So it seems that the musical version of "Spring Awakening," fostered by soft rock guru Duncan Sheik and featuring a pulsating indie-rock score, would be little more than a vanity project. But there was no good reason to remake such a dissentious story simply because not much has changed between the wide-eyed, confused and sexually stimulated kids that populated Wedekind's village and the same wide-eyed, confused and sexually stimulated kids growing up today.
Though Sheik and writer Steven Sater provide a decidedly contemporary treatment on the age-old wonders of romance and reproduction, Wedekind's tale still centers around two young lovebirds on the cusp of their sexual "awakening," and all of the good, old-fashioned German brutality that comes along with it. As Wendla (Ali Hoxie) and Melchior Gabor (Vincent Kempski) indulge in their nascent sexual desires, their school chums are torn between towing the line and railing against the establishment of the day.

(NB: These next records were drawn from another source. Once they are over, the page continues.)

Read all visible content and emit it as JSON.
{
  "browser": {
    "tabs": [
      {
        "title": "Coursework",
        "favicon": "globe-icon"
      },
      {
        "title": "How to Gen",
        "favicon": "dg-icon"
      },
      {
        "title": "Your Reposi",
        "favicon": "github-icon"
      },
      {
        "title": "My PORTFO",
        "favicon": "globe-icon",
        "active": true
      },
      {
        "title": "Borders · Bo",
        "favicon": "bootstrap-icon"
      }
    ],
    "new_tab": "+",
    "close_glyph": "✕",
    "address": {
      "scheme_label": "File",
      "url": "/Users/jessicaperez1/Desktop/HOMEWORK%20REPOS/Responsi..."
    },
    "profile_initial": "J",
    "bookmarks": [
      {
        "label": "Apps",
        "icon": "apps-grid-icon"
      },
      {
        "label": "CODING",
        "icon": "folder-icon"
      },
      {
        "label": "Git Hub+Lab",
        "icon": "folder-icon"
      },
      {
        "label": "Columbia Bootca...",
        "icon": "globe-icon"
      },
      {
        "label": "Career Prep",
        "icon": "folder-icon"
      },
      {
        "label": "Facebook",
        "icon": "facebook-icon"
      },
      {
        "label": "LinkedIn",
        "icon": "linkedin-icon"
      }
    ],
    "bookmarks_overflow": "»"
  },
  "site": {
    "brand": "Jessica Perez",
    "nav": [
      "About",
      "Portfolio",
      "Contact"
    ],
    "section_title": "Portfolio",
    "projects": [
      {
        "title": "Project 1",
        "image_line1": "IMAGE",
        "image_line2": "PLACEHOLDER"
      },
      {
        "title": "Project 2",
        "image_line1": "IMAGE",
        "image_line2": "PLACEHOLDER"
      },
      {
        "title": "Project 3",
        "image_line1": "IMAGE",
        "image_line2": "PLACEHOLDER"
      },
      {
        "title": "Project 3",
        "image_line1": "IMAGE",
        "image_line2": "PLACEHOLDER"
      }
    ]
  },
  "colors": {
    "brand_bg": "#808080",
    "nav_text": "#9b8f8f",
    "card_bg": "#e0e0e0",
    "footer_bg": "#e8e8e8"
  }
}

|Where: The Keegan Theatre, 1742 Church St. NW|
|When: Through July 8|
|Info: $35 to $40; 703-892-0202; keegantheatre.com|

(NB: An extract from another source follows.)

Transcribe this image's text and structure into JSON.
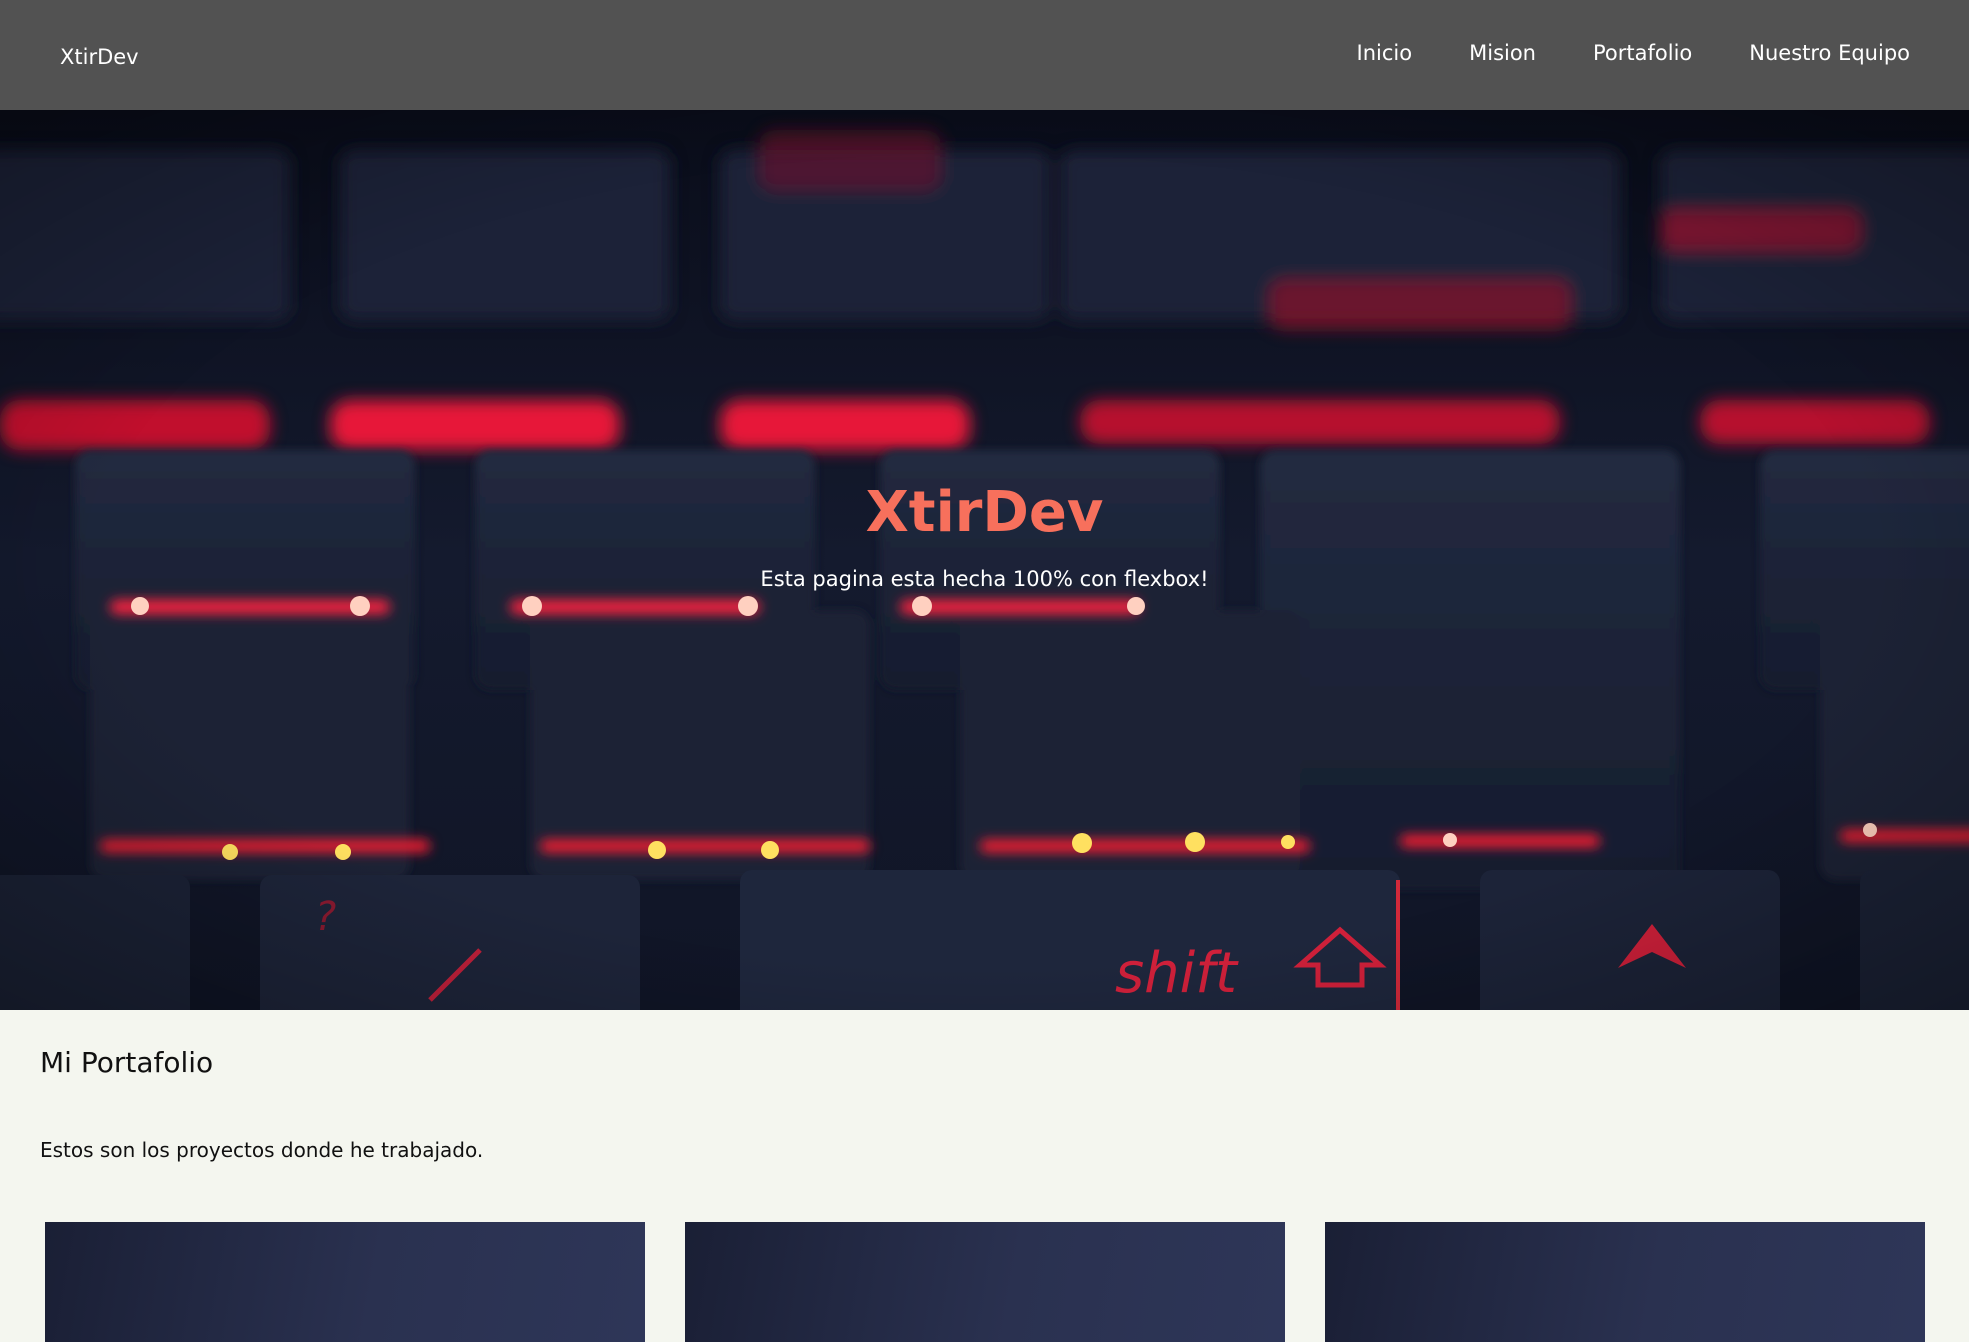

So pungent are the anthems of rebellion that you can practically smell the hormones perfuming the air in the Keegan Theatre's production on the Church Street stage. The large cast of sixteen features 14 fresh-faced youth and only two adult actors (who play all of the authoritarian roles, naturally).
Directors Mark A. Rhea and Susan Marie Rhea present a pared-down, amped-up evening of theater that has a "Dead Poets Society" feel to it -- their hypercaffeinated ensemble ably assaults Sater's precocious lyrics (consider the uber-poetic, rallying cry to bask in "The Song of Purple Summer") with lots of hopping and bopping and writhing in place. Among a uniformly solid cast wholly affected by the elongated vowels familiar in modern vernacular, Paul Scanlan's twitchy portrayal of the tortured Moritz Stiefel stands out next to Nora Palka's gentle, mature Ilse.
With taut music direction and smart sound design by Jake Null and his ever-present orchestra, a merely juvenile adaptation of "Spring Awakening" blossoms from a senseless immersion into a sexually oppressive German town to a full-blown musical fantasia underscoring the same problems that remain in the here and now.